6 Steps to Seamless Packed Lunches
Packing lunch is often the least favorite among a long list of back-to-school chores. Here is a list of six lunch packing tips to help it go a little smoother.
1. Plan Ahead
• Pre-pack snacks and sides in re-usable storage containers for the week so you can “grab and go” on school days. Sorting and packing your own sides is more economical and eco-friendly than buying pre-packaged single serving items.
• When you come home from the market, clean, chop and store fruit and veggie sides right away.
• Make a game plan on weekends as to what lunch will be each day.
• If the weekend is too far out, do it the night before and get much of the packing done ahead of time.
• If you are a “morning of” kind of gal, wake up early to avoid the mayhem.
2. Involve the Kids

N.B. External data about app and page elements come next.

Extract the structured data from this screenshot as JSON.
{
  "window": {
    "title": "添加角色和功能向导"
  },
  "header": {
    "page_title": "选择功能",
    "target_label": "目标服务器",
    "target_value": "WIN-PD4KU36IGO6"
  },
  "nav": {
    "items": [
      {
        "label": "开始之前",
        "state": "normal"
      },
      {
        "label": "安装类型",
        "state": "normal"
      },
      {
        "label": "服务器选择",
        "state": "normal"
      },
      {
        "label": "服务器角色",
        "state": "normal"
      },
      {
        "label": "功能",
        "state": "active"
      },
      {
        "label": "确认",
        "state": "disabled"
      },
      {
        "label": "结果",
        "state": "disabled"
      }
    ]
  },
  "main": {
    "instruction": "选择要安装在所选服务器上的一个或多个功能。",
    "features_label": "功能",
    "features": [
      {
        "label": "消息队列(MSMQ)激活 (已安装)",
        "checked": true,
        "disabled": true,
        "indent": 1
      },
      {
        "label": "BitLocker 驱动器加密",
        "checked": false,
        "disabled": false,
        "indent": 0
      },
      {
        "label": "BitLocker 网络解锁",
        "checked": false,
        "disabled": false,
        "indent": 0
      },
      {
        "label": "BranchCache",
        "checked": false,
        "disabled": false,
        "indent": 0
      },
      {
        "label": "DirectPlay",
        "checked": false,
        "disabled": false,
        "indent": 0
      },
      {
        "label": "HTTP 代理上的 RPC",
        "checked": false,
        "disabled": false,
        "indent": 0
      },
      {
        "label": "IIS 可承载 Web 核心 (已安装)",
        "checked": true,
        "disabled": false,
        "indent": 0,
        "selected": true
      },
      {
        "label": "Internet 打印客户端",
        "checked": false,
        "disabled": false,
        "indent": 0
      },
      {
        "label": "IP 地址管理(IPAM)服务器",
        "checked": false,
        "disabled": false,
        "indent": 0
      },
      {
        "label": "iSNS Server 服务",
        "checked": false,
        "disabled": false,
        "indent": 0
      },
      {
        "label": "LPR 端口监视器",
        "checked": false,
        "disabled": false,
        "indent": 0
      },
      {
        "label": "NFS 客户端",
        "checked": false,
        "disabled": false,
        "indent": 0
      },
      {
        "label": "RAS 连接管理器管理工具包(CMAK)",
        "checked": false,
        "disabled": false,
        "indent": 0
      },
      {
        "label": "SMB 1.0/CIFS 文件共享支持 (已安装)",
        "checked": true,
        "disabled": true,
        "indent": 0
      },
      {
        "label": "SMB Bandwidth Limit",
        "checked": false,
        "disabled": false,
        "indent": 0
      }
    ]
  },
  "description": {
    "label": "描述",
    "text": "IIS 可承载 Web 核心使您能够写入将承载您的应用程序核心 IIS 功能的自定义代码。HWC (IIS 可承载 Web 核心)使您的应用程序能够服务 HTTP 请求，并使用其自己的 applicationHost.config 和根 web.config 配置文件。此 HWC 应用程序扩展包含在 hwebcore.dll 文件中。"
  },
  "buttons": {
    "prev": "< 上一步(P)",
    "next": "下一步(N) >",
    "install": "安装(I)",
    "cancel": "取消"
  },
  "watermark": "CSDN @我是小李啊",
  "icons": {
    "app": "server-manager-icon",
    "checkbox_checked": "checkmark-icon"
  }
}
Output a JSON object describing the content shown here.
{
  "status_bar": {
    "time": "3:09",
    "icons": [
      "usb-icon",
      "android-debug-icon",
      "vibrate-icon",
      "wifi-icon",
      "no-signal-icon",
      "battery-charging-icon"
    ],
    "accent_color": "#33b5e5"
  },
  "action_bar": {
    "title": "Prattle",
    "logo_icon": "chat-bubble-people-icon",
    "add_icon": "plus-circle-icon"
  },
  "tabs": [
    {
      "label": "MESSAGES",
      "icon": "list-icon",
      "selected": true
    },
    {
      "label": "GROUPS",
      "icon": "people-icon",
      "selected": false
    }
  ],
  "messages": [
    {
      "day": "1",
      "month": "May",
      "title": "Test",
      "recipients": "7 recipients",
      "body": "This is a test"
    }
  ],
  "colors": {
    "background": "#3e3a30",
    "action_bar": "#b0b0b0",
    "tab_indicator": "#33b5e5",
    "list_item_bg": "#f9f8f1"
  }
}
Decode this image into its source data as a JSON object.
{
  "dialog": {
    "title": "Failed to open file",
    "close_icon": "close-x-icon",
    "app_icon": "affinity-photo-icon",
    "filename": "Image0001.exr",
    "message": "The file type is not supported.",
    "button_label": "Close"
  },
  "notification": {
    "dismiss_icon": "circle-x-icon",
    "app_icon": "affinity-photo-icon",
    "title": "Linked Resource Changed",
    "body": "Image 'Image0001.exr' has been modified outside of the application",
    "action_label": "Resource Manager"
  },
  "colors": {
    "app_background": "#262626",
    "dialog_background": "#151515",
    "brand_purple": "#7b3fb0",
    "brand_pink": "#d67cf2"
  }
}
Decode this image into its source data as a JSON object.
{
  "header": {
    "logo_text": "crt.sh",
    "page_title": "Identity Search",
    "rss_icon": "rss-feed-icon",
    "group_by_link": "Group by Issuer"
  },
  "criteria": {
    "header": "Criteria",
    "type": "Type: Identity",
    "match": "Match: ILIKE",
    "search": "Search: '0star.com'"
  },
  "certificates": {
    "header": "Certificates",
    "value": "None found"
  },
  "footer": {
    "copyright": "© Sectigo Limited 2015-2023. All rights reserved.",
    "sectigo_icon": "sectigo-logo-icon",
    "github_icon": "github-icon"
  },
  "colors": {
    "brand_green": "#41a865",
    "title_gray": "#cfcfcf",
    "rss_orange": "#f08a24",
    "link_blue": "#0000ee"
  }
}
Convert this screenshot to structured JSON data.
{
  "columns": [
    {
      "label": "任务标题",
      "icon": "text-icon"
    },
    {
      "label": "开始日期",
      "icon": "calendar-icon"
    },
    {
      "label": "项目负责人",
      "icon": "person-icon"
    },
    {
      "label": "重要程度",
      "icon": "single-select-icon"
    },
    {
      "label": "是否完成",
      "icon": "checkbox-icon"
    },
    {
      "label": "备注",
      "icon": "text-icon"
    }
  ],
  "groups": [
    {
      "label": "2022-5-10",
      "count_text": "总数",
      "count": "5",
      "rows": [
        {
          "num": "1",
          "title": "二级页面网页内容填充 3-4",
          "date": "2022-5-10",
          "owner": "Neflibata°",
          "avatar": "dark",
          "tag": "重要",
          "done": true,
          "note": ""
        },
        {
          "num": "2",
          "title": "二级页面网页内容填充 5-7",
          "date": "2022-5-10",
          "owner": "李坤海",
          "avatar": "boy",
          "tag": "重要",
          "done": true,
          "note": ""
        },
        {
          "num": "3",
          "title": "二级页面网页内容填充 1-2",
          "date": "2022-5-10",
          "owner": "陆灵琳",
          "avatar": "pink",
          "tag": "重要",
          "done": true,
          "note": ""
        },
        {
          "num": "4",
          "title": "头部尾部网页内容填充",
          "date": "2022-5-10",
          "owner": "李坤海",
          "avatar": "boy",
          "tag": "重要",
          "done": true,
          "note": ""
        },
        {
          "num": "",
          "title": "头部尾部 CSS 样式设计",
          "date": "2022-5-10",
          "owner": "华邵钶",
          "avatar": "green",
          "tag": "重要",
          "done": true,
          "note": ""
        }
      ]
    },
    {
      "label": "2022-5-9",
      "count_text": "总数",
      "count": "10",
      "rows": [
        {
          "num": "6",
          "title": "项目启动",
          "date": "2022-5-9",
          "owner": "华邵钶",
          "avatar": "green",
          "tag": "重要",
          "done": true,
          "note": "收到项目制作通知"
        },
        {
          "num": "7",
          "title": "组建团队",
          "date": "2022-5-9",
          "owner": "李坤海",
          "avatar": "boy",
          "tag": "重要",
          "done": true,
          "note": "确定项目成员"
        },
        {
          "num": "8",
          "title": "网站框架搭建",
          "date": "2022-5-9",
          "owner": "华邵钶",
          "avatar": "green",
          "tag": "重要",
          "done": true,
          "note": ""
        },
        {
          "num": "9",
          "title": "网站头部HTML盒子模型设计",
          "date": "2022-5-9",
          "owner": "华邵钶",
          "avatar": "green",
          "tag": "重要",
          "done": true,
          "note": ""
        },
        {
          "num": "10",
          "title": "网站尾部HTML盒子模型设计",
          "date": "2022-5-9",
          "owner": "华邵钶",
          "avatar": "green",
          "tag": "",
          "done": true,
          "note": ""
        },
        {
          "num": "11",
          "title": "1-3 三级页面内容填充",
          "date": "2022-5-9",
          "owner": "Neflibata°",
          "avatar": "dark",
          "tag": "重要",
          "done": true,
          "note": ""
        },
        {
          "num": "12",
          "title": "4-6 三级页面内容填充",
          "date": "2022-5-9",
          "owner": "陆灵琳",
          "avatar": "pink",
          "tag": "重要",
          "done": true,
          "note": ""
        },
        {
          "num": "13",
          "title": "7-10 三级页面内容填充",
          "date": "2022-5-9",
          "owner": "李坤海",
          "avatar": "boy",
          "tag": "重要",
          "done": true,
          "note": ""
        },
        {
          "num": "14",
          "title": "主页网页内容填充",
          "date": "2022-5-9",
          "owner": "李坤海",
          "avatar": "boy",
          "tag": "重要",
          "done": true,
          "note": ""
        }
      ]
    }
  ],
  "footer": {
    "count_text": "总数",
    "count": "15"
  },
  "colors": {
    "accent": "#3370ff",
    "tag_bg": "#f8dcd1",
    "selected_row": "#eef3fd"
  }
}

• Brainstorm lunch ideas with your kids. The more involved they are, the more likely to eat their lunches.
• Find out their likes and dislikes. Having a peek at what comes home uneaten each day can help.
• Get their input when you are writing out a shopping list.
• Try a new sandwich or other food item together on non-school days to see if it’s a winner.
• Let them have some control: they get to choose snacks, sides or sandwiches.
3. Make Use of Leftovers
• Turn leftover rice or noodles into a lunchbox main course by adding veggies to create a one-dish lunch.
• During dinner prep make enough extra to set aside for lunches.
• When putting food away after dinner, package up leftovers for school lunch; one less thing to do in the morning.
• Invest in a good wide mouth thermos to keep leftovers warm.
4. Enlist some Helpers
• Get the kids involved in preparing lunches to help promote independence and lighten your load.
• Given some parameters, older kids can do the job themselves, younger ones can pitch in.
• Ask kids to empty reusable containers when they come home from school. Older kids can clean lunchboxes and wash containers themselves.
5. Make it Fun
• Get creative to make the process more interesting for everyone.
• Try cookie cutters to create interesting sandwich shapes.
• Use bento box style lunch containers for a variation on the norm.
• Include a little note reminding your child how much you love them.
6. “Try it on Tuesdays” (This one I lifted directly from one clever commenter…you know who you are, so thank you for the idea!)
• Pack foods you know are safe bets every day of the week except Tuesday.
• Take Tuesdays to get a little adventurous with the lunchbox, experimenting with new menu items.
• Get the kids involved in deciding what the next “try it on Tuesday” is going to be.
• Incorporate new foods that go over well into the weekly rotation.